First full day in Dorset and a large amount of blue sky – my favourite colour! There was also quite a large amount of north-easterly wind keeping the temperature down but it looked like a fine day for walking. When the wind swings round to the west, things warm but tend to get wetter; we’d much rather have cooler and dry. Happy campers!
Our neighbours at home, Chris and Derek, are Ramblers and had kindly lent us a detailed leisure map (2 inches = 1 mile) of the so-called Isle of Purbeck, which is where we are. It isn’t an isle, not even close, but who’s counting? We need a few quaint, inexplicable names. Chris and Derek had also lent us a book of the Ramblers Association’s top 50 British walks, one of which is a mere stones throw away. Off we set.
This walk was a 10km/6½ml circular walk taking in a section of the coast path passing The Pinnacles and Old Harry Rock at Handfast Point. We began by crossing part of Godlingston Heath nature reserve to Agglestone Rock, a large lump of sandstone supposedly catapulted here by Satan. What a little devil he was! It does look quite impressive, standing here overlooking the heath all alone. Being sandstone, Agglestone Rock is very soft so generations of artistic degenerates have seen fit to deface it by carving various initials in it. Looking and admiring is apparently insufficient entertainment for some.

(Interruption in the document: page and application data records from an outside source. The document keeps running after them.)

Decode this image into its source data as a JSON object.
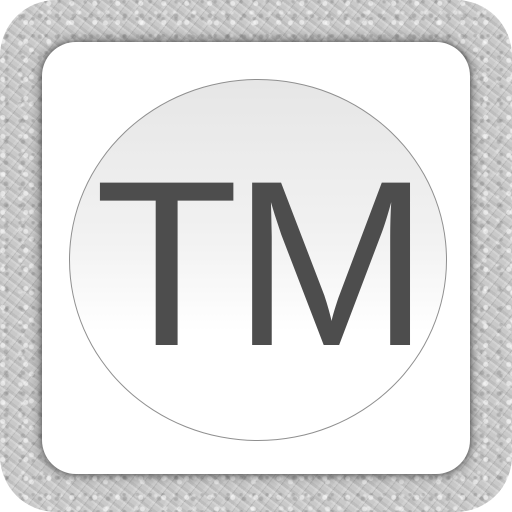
{
  "icon": {
    "name": "trademark-app-icon",
    "symbol_text": "TM",
    "colors": {
      "frame": "#c9c9c9",
      "panel": "#ffffff",
      "circle_border": "#8f8f8f",
      "text": "#4d4d4d"
    }
  }
}
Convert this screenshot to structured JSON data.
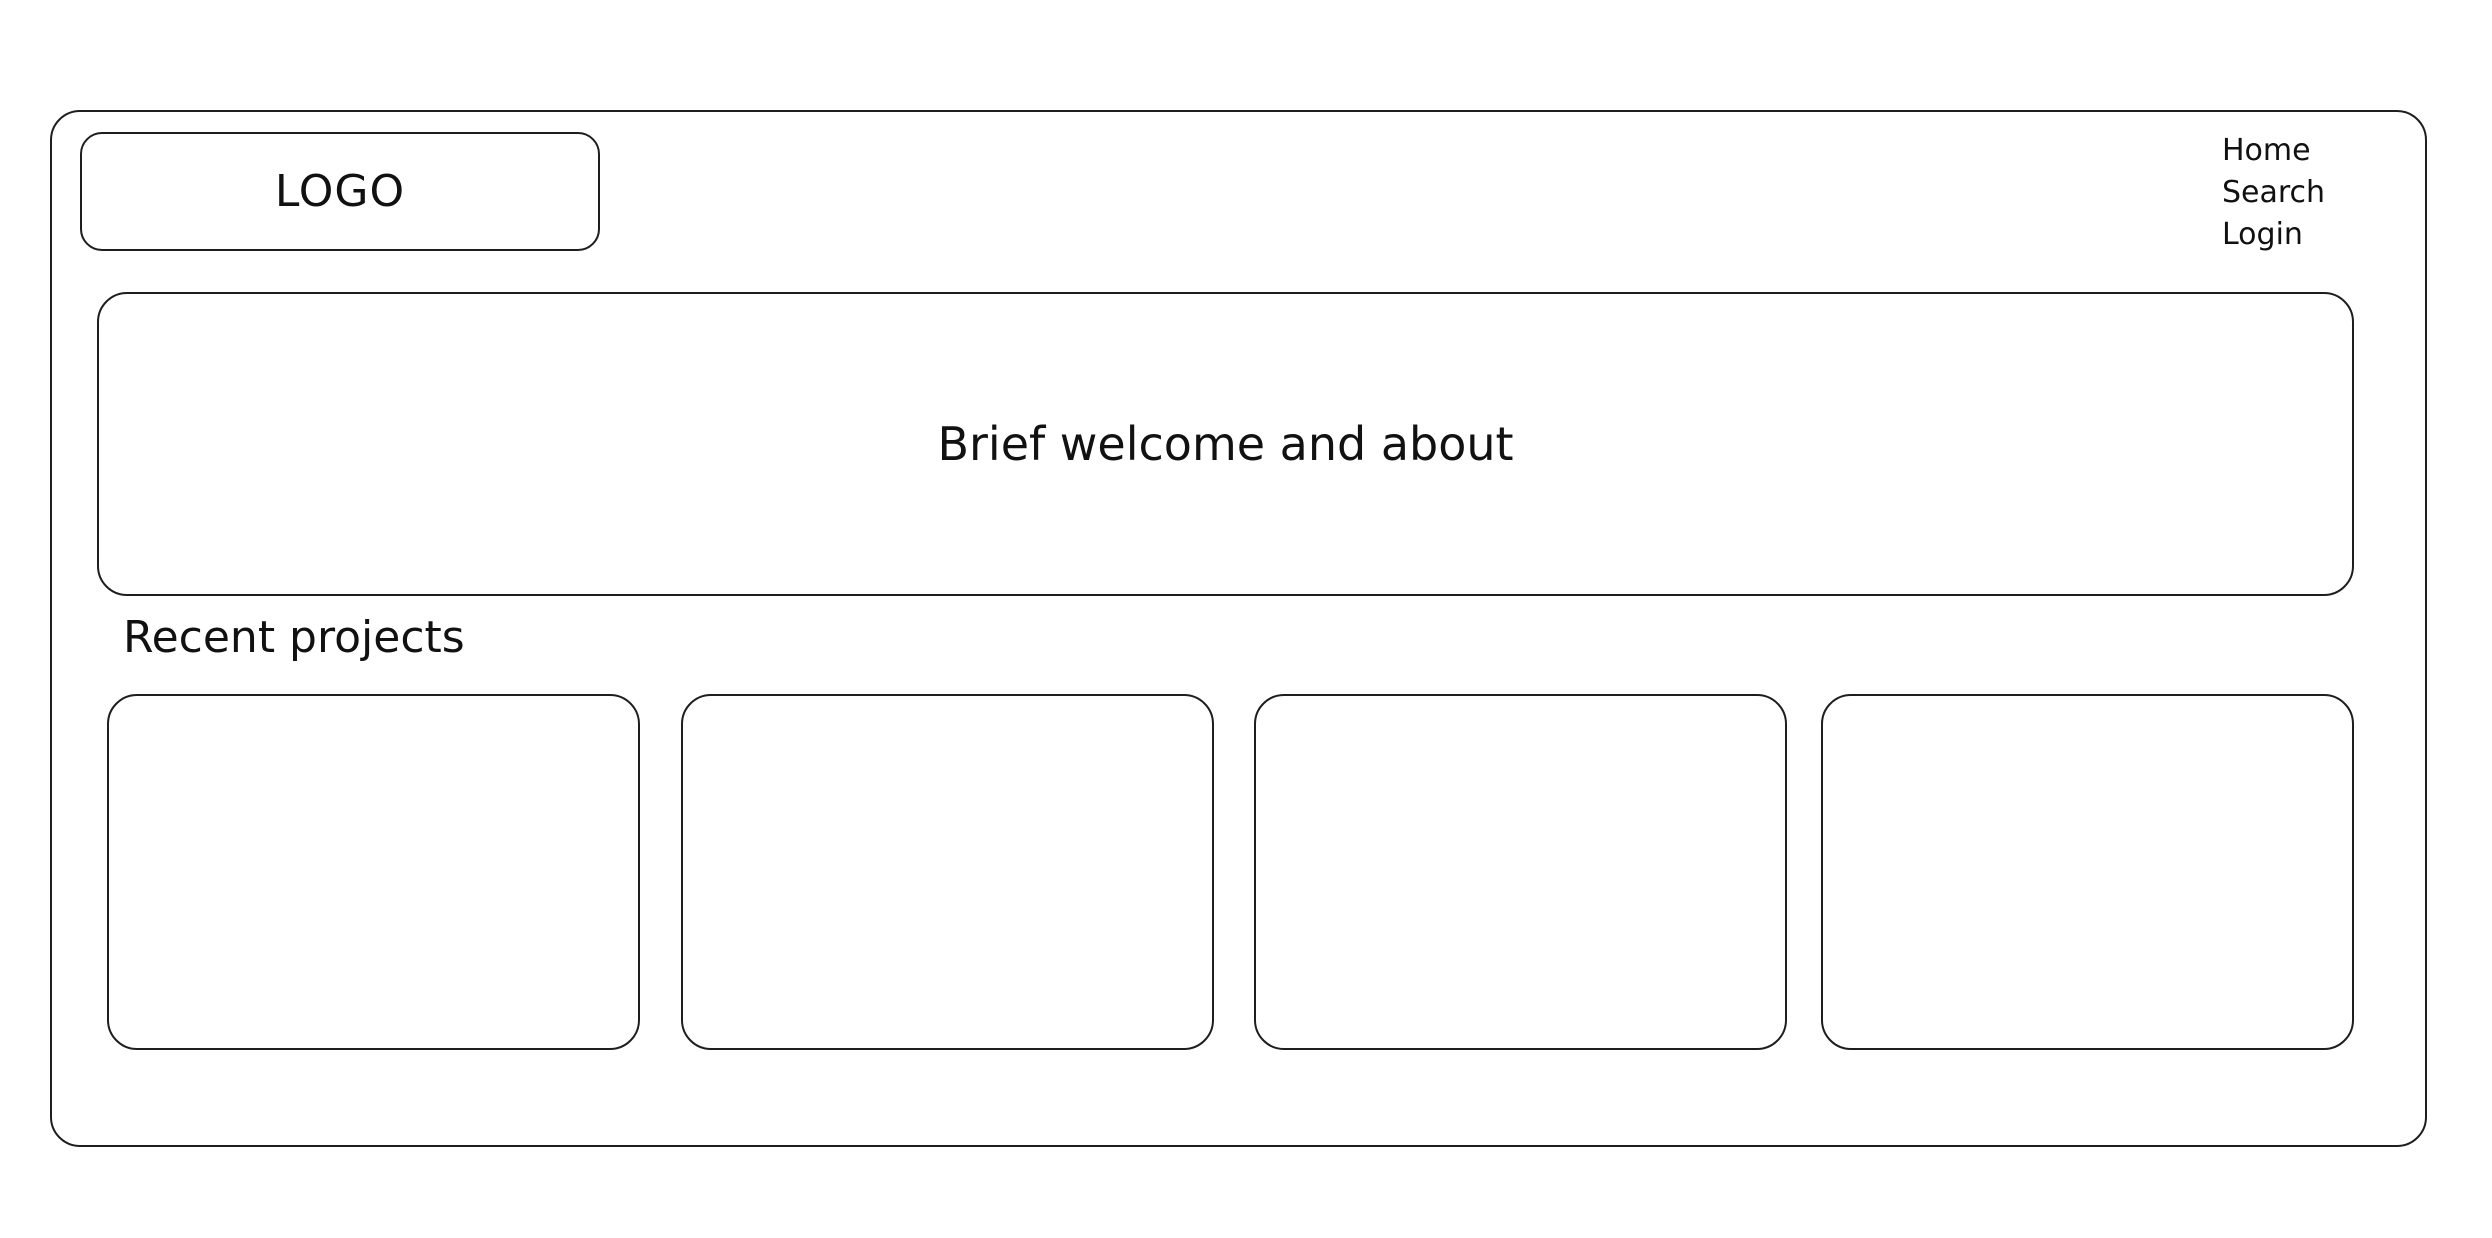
{
  "header": {
    "logo_text": "LOGO",
    "nav": [
      {
        "label": "Home"
      },
      {
        "label": "Search"
      },
      {
        "label": "Login"
      }
    ]
  },
  "hero": {
    "text": "Brief welcome and about"
  },
  "recent_projects": {
    "title": "Recent projects",
    "card_count": 4
  }
}
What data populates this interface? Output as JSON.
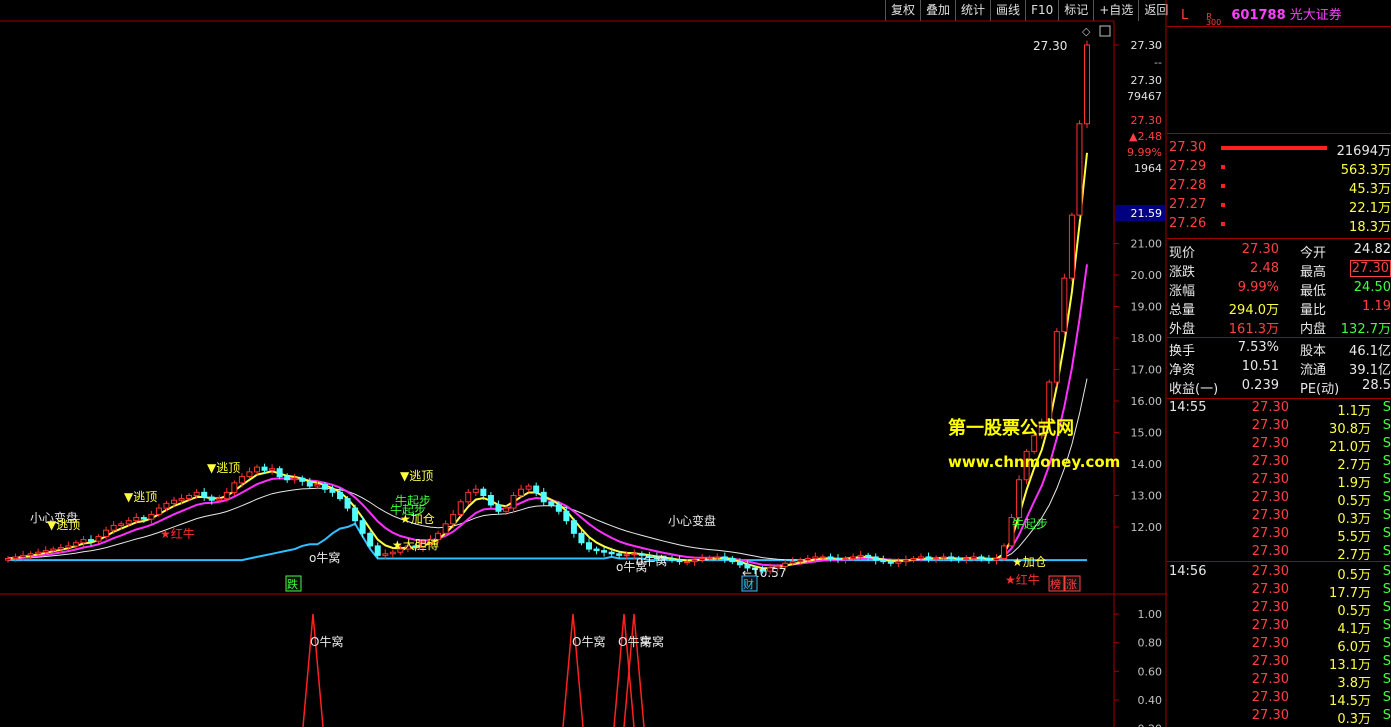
{
  "toolbar": {
    "items": [
      "复权",
      "叠加",
      "统计",
      "画线",
      "F10",
      "标记",
      "+自选",
      "返回"
    ]
  },
  "stock": {
    "prefix": "L",
    "r_badge": "R",
    "r_sub": "300",
    "code": "601788",
    "name": "光大证券"
  },
  "price_axis": {
    "ticks": [
      "27.30",
      "21.00",
      "20.00",
      "19.00",
      "18.00",
      "17.00",
      "16.00",
      "15.00",
      "14.00",
      "13.00",
      "12.00"
    ],
    "extra_labels": [
      "--",
      "--",
      "27.30",
      "79467",
      "27.30",
      "▲2.48",
      "9.99%",
      "1964"
    ],
    "highlight_label": "21.59"
  },
  "sub_axis": {
    "ticks": [
      "1.00",
      "0.80",
      "0.60",
      "0.40",
      "0.20"
    ]
  },
  "chart_data": {
    "type": "candlestick",
    "ylim": [
      10.3,
      28.0
    ],
    "close": [
      11.0,
      11.05,
      11.1,
      11.15,
      11.2,
      11.25,
      11.3,
      11.35,
      11.4,
      11.5,
      11.6,
      11.55,
      11.7,
      11.9,
      12.05,
      12.1,
      12.2,
      12.3,
      12.25,
      12.4,
      12.6,
      12.75,
      12.85,
      12.9,
      13.0,
      13.1,
      12.95,
      12.85,
      12.9,
      13.1,
      13.4,
      13.6,
      13.75,
      13.9,
      13.8,
      13.85,
      13.6,
      13.5,
      13.55,
      13.45,
      13.3,
      13.35,
      13.2,
      13.1,
      12.9,
      12.6,
      12.2,
      11.8,
      11.4,
      11.1,
      11.15,
      11.2,
      11.3,
      11.4,
      11.35,
      11.5,
      11.6,
      11.8,
      12.1,
      12.4,
      12.8,
      13.1,
      13.2,
      13.0,
      12.7,
      12.5,
      12.6,
      13.0,
      13.2,
      13.3,
      13.1,
      12.8,
      12.7,
      12.5,
      12.2,
      11.8,
      11.5,
      11.3,
      11.25,
      11.2,
      11.15,
      11.1,
      11.12,
      11.15,
      11.1,
      11.05,
      11.0,
      10.98,
      10.95,
      10.9,
      10.9,
      10.95,
      11.0,
      11.02,
      11.05,
      11.0,
      10.9,
      10.8,
      10.7,
      10.65,
      10.6,
      10.7,
      10.75,
      10.85,
      10.9,
      10.95,
      11.0,
      11.05,
      11.05,
      11.0,
      10.98,
      11.0,
      11.05,
      11.1,
      11.05,
      10.95,
      10.9,
      10.85,
      10.9,
      10.95,
      11.0,
      11.05,
      11.0,
      11.02,
      11.05,
      11.0,
      10.98,
      11.0,
      11.05,
      11.0,
      10.95,
      11.0,
      11.4,
      12.3,
      13.5,
      14.4,
      14.9,
      15.3,
      16.6,
      18.2,
      19.9,
      21.9,
      24.8,
      27.3
    ],
    "indicators": [
      "白线",
      "黄线",
      "紫线",
      "蓝线"
    ],
    "annotations": [
      {
        "text": "小心变盘",
        "style": "white"
      },
      {
        "text": "▼逃顶",
        "style": "yellow"
      },
      {
        "text": "▼逃顶",
        "style": "yellow"
      },
      {
        "text": "▼逃顶",
        "style": "yellow"
      },
      {
        "text": "▼逃顶",
        "style": "yellow"
      },
      {
        "text": "★红牛",
        "style": "red"
      },
      {
        "text": "o牛窝",
        "style": "white"
      },
      {
        "text": "★大胆博",
        "style": "yellow"
      },
      {
        "text": "★加仓",
        "style": "yellow"
      },
      {
        "text": "牛起步",
        "style": "green"
      },
      {
        "text": "小心变盘",
        "style": "white"
      },
      {
        "text": "o牛窝",
        "style": "white"
      },
      {
        "text": "o牛窝",
        "style": "white"
      },
      {
        "text": "←10.57",
        "style": "white"
      },
      {
        "text": "牛起步",
        "style": "green"
      },
      {
        "text": "★加仓",
        "style": "yellow"
      },
      {
        "text": "★红牛",
        "style": "red"
      },
      {
        "text": "牛起步",
        "style": "green"
      },
      {
        "text": "27.30",
        "style": "white"
      }
    ],
    "markers": [
      "跌",
      "财",
      "榜",
      "涨"
    ],
    "sub": {
      "type": "spikes",
      "ylim": [
        0.0,
        1.0
      ],
      "labels": [
        "O牛窝",
        "O牛窝",
        "O牛窝",
        "牛窝"
      ]
    }
  },
  "watermark": {
    "line1": "第一股票公式网",
    "line2": "www.chnmoney.com"
  },
  "quote_board": {
    "levels": [
      {
        "price": "27.30",
        "vol": "21694万"
      },
      {
        "price": "27.29",
        "vol": "563.3万"
      },
      {
        "price": "27.28",
        "vol": "45.3万"
      },
      {
        "price": "27.27",
        "vol": "22.1万"
      },
      {
        "price": "27.26",
        "vol": "18.3万"
      }
    ],
    "stats": [
      {
        "l1": "现价",
        "v1": "27.30",
        "l2": "今开",
        "v2": "24.82"
      },
      {
        "l1": "涨跌",
        "v1": "2.48",
        "l2": "最高",
        "v2": "27.30"
      },
      {
        "l1": "涨幅",
        "v1": "9.99%",
        "l2": "最低",
        "v2": "24.50"
      },
      {
        "l1": "总量",
        "v1": "294.0万",
        "l2": "量比",
        "v2": "1.19"
      },
      {
        "l1": "外盘",
        "v1": "161.3万",
        "l2": "内盘",
        "v2": "132.7万"
      },
      {
        "l1": "换手",
        "v1": "7.53%",
        "l2": "股本",
        "v2": "46.1亿"
      },
      {
        "l1": "净资",
        "v1": "10.51",
        "l2": "流通",
        "v2": "39.1亿"
      },
      {
        "l1": "收益(一)",
        "v1": "0.239",
        "l2": "PE(动)",
        "v2": "28.5"
      }
    ],
    "ticks": [
      {
        "time": "14:55",
        "price": "27.30",
        "vol": "1.1万",
        "s": "S"
      },
      {
        "time": "",
        "price": "27.30",
        "vol": "30.8万",
        "s": "S"
      },
      {
        "time": "",
        "price": "27.30",
        "vol": "21.0万",
        "s": "S"
      },
      {
        "time": "",
        "price": "27.30",
        "vol": "2.7万",
        "s": "S"
      },
      {
        "time": "",
        "price": "27.30",
        "vol": "1.9万",
        "s": "S"
      },
      {
        "time": "",
        "price": "27.30",
        "vol": "0.5万",
        "s": "S"
      },
      {
        "time": "",
        "price": "27.30",
        "vol": "0.3万",
        "s": "S"
      },
      {
        "time": "",
        "price": "27.30",
        "vol": "5.5万",
        "s": "S"
      },
      {
        "time": "",
        "price": "27.30",
        "vol": "2.7万",
        "s": "S"
      },
      {
        "time": "14:56",
        "price": "27.30",
        "vol": "0.5万",
        "s": "S"
      },
      {
        "time": "",
        "price": "27.30",
        "vol": "17.7万",
        "s": "S"
      },
      {
        "time": "",
        "price": "27.30",
        "vol": "0.5万",
        "s": "S"
      },
      {
        "time": "",
        "price": "27.30",
        "vol": "4.1万",
        "s": "S"
      },
      {
        "time": "",
        "price": "27.30",
        "vol": "6.0万",
        "s": "S"
      },
      {
        "time": "",
        "price": "27.30",
        "vol": "13.1万",
        "s": "S"
      },
      {
        "time": "",
        "price": "27.30",
        "vol": "3.8万",
        "s": "S"
      },
      {
        "time": "",
        "price": "27.30",
        "vol": "14.5万",
        "s": "S"
      },
      {
        "time": "",
        "price": "27.30",
        "vol": "0.3万",
        "s": "S"
      }
    ]
  }
}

Godlingston Heath is a stronghold of the endangered Dartford Warbler. Did we see one? Unfortunately not. It is also home to all 6 species of British reptile. Did we see any? Again, no. Hardly surprising really since, armed both with a description of our route and with a highly detailed map, we still managed to miss a turn or two and go off-piste. If we couldn’t see something as large as the correct track, what chance had we of seeing any shy and retiring wildlife? :))
Never mind, we realised and recovered our mistakes nicely and regained the correct route, making it to what seemed to be the main goal of this walk, The Pinnacles and Old Harry Rock. The Pinnacles are similar stack formations to the Twelve Apostles (now only six or seven) on Australia’s south coast. I think we both found them to be to be visually more impressive than the more famous Old Harry. Oh, and “Old Harry” was apparently a mediaeval name for the Devil who used to sleep on top of it, when he wasn’t tossing Agglestone Rock onto Godlingston Heath.
My GPS reckoned the walk was more like 7½ miles, to which we added another 2 miles food shopping in Wareham. Wareham is a very pleasant old Saxon town that would benefit from better parking facilities. Great day, great walk – most enjoyable.
When we returned to the campsite with our booty, to the puzzlement of the management, we moved pitches to get further away from the main thoroughfare and kids on bicycles with gravel-crunching stabilizers. 😉